*Records from a data source:*
*** Begin section ***
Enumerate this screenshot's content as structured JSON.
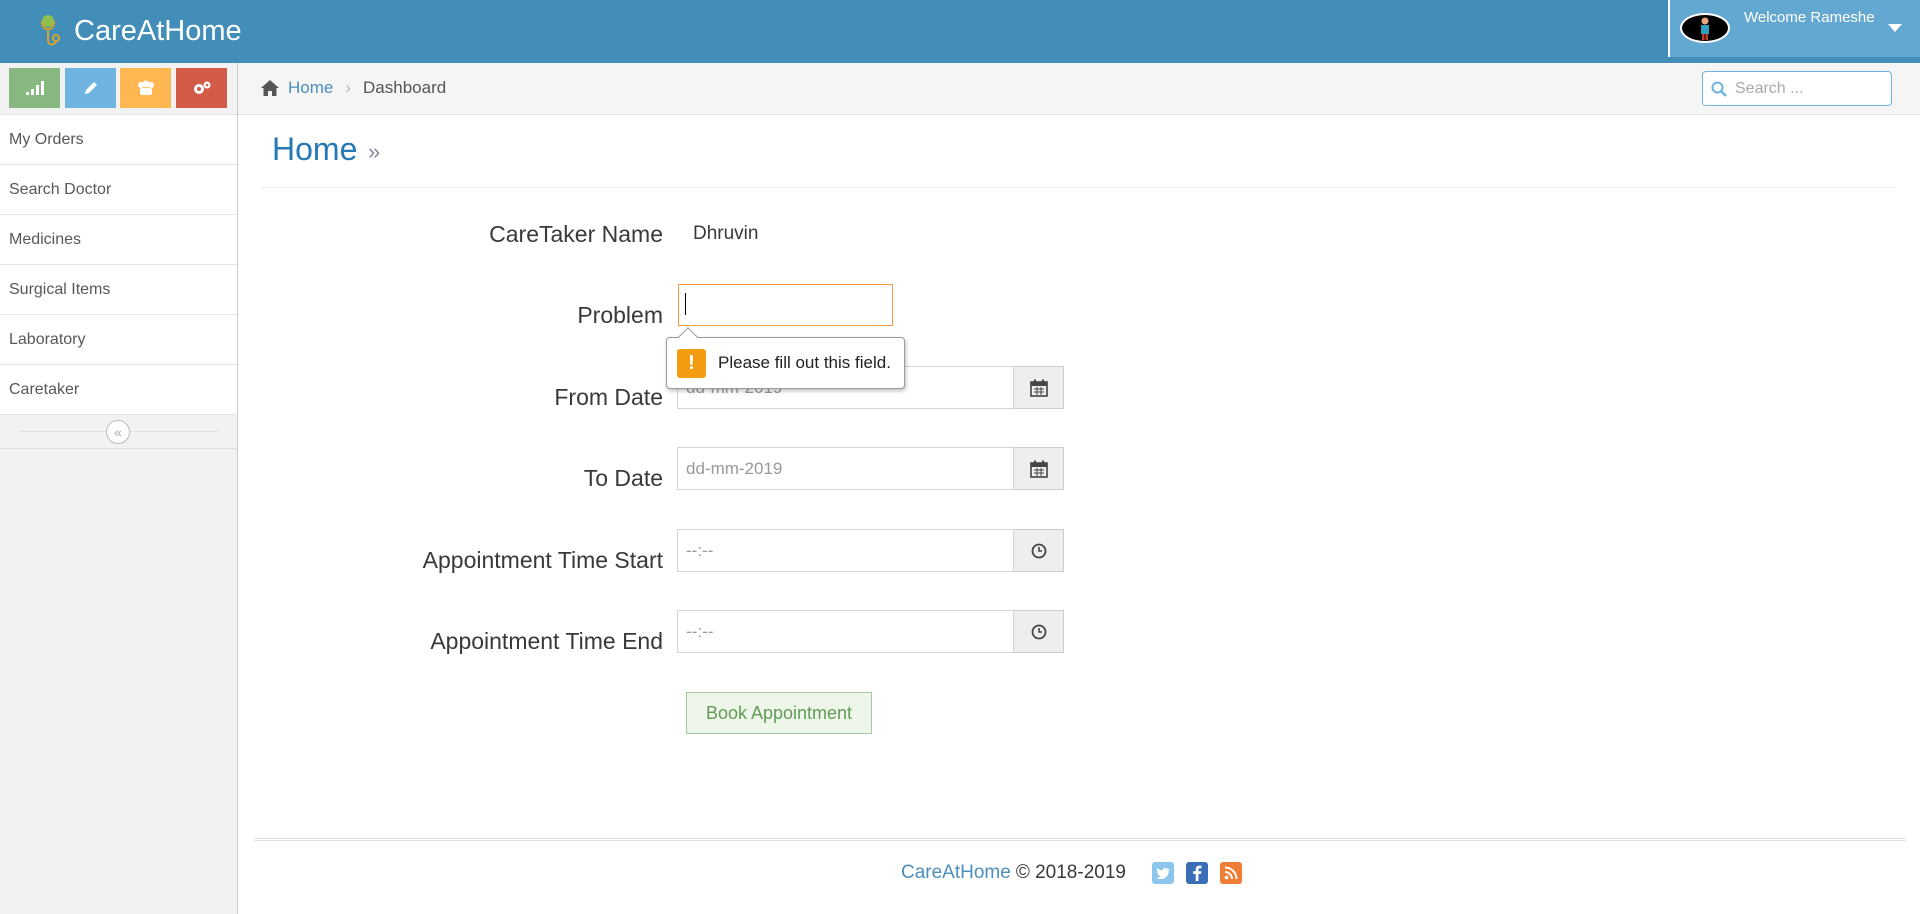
{
  "app": {
    "name": "CareAtHome"
  },
  "user": {
    "welcome": "Welcome Rameshe"
  },
  "sidebar": {
    "shortcuts": [
      {
        "icon": "signal-icon",
        "color": "#87b87f"
      },
      {
        "icon": "pencil-icon",
        "color": "#6fb3e0"
      },
      {
        "icon": "users-icon",
        "color": "#ffb752"
      },
      {
        "icon": "cogs-icon",
        "color": "#d15b47"
      }
    ],
    "items": [
      {
        "label": "My Orders"
      },
      {
        "label": "Search Doctor"
      },
      {
        "label": "Medicines"
      },
      {
        "label": "Surgical Items"
      },
      {
        "label": "Laboratory"
      },
      {
        "label": "Caretaker"
      }
    ]
  },
  "breadcrumb": {
    "home": "Home",
    "separator": "›",
    "current": "Dashboard"
  },
  "search": {
    "placeholder": "Search ..."
  },
  "page": {
    "title": "Home",
    "title_suffix": "»"
  },
  "form": {
    "caretaker_label": "CareTaker Name",
    "caretaker_value": "Dhruvin",
    "problem_label": "Problem",
    "problem_value": "",
    "from_date_label": "From Date",
    "from_date_placeholder": "dd-mm-2019",
    "to_date_label": "To Date",
    "to_date_placeholder": "dd-mm-2019",
    "time_start_label": "Appointment Time Start",
    "time_start_placeholder": "--:--",
    "time_end_label": "Appointment Time End",
    "time_end_placeholder": "--:--",
    "submit_label": "Book Appointment"
  },
  "validation": {
    "message": "Please fill out this field.",
    "icon": "!"
  },
  "footer": {
    "brand": "CareAtHome",
    "copyright": "© 2018-2019"
  },
  "colors": {
    "navbar": "#438eb9",
    "accent": "#2679b5",
    "focus_border": "#f59942",
    "button_success": "#629b58"
  }
}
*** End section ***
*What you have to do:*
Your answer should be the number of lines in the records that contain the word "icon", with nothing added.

*Solved problem:*
5